Playing the field, a passion not lost in age
After over a two-month hiatus amid the outbreak of the novel coronavirus, a group of amateur footballers are back on the pitch in Zhenru, a town in Shanghai’s Jiading District.
Gray hair against green grass. The average age of the football enthusiasts is over 60.
Team members undergo arduous practice in the footwork, eye-foot coordination, dribbling and body control required in such physical competition. The unspoken concern is whether older bodies can endure such high-intensity training.
But as I watch them at practice for a while, those concerns melt away. Age is not a barrier to playing football.
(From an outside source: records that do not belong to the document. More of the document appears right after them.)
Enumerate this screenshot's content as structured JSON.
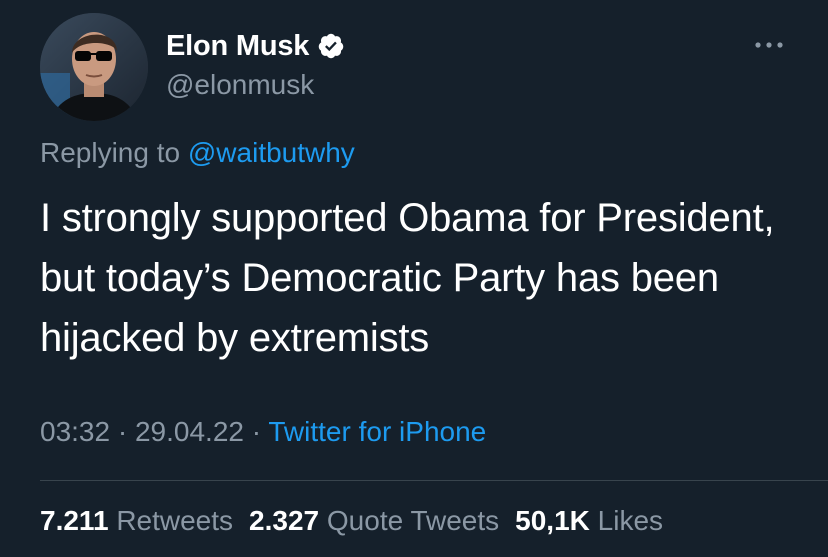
{
  "user": {
    "display_name": "Elon Musk",
    "handle": "@elonmusk",
    "verified_icon": "verified-badge-icon"
  },
  "reply": {
    "prefix": "Replying to ",
    "mention": "@waitbutwhy"
  },
  "tweet": {
    "text": "I strongly supported Obama for President, but today’s Democratic Party has been hijacked by extremists"
  },
  "meta": {
    "time": "03:32",
    "separator": " · ",
    "date": "29.04.22",
    "source": "Twitter for iPhone"
  },
  "stats": {
    "retweets_count": "7.211",
    "retweets_label": "Retweets",
    "quotes_count": "2.327",
    "quotes_label": "Quote Tweets",
    "likes_count": "50,1K",
    "likes_label": "Likes"
  },
  "colors": {
    "background": "#15202b",
    "text_primary": "#ffffff",
    "text_secondary": "#8b98a5",
    "accent": "#1d9bf0",
    "divider": "#38444d"
  }
}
A 72-year-old goalkeeper jumps to catch a ball and falls forward, burying it under his body. A 74-year-old team member runs up to the ball and kicks it high. The sport seems to reinvigorate their youth.
Chen Zhihao, a 74-year-old Zhenru native, is the oldest member of the senior football team. At practice three times a week, he is always the first to arrive and the last to leave.
“I arrive at the football field at 7:45am and leave at 12,” says Chen. “Playing football is the most important activity of my retirement. I joined the Zhenru senior football team when it was first established in 2005.”
Wearing a yellow, long-sleeve top and red sport trousers with many traces of mending, Chen said his clothing has a history of over 40 years.
Back in the 1970s, he was wearing the outfit when he was a top player on his company’s football team and it won a championship. He considers the clothing his good luck charm.
“I am not willing to throw them away, though my wife often complains when she helps me mend them,” says Chen. “I feel differently when I put on the clothing.”
Of Shanghai’s 30 or so senior football teams, the Zhenru club was among the first to be established.
Chen tells me that the town has a long history of football, even being dubbed “the town of football” by the local government.
According to local chronicles, there was a school famous for its football in Zhenru during the era of the Republic of China (1912-49). Its students represented the country and won games against foreign football teams in Shanghai’s local league.
After the founding of the People’s Republic of China in 1949, local schools continued to cultivate talent for the national football team. The town’s football pitch hosted large numbers of games — around 800 in 1987, according to archives.
“After school, we boys always rushed to the field to watch football games,” says Chen. “The field was crowded with onlookers. Zhenru is rich in football atmosphere.”
Influenced by his father, also a football enthusiast, Chen took to the sport as a child. Chen says his father also joined a local senior football team, which was later disbanded.
“Their team didn’t attract fresh recruits, so there were fewer and fewer people every year,” says Chen. “In our team, we have both elderly and younger players.”
By “young,” Chen means players aged between 40 and 60. They account for half the entire 65-member squad.
Xu Jun, 53, is the leader of the football team. He says health and happiness are the two guiding principles of the team.
Senior teams in the city have their own competitions and even rules. Due to safety concerns, for example, sliding tackles are strictly forbidden, as are charges like shoulder to shoulder and elbows against body.
The Zhenru team has won many competitions, including the Shanghai senior football championship in 2016 and the 2008 Shanghai senior futsal championship. Futsal is a variant of football played on a smaller pitch.
But it’s not the pursuit of glory that persistently beckons the team to practice.
“We play football purely for pleasure,” says Xu. “The team is like a family. It gives us membership in a group.”
Although playing football is a hobby, the senior football enthusiasts take it seriously. On snowy cold days in winter and on sweltering summer days, they are out on the pitch practicing.
The football devotees set high standards for themselves. During the coronavirus quarantine, some members did workouts at home in order to stay physically fit.
“I eat only one piece of braised pork in brown sauce every meal in order to keep my body weight under 60 kilograms,” says Chen, who is 172 centimeters tall.
Even injuries don’t dent their devotion to the team. After 65-year-old Jin Chaofeng suffered a foot fracture in a game, he returned to play as soon as the bone mended. Ji Genxin, 67, got hit in the eye with a ball, which impaired his vision. Without telling his wife, he sneaked out of the house and continued to play football. A 66-year-old goalkeeper surnamed Xie wrote a message to his wife stating that she was not to blame others if he were injured or even died during a game.
“Football is a dangerous sport, so only a few family members support us,” says Chen. “Although we are a grassroots team without professional training, we truly love the sport. I will play football as long as I can walk. Even when my body doesn’t allow me to play anymore, I will be there to watch the games.”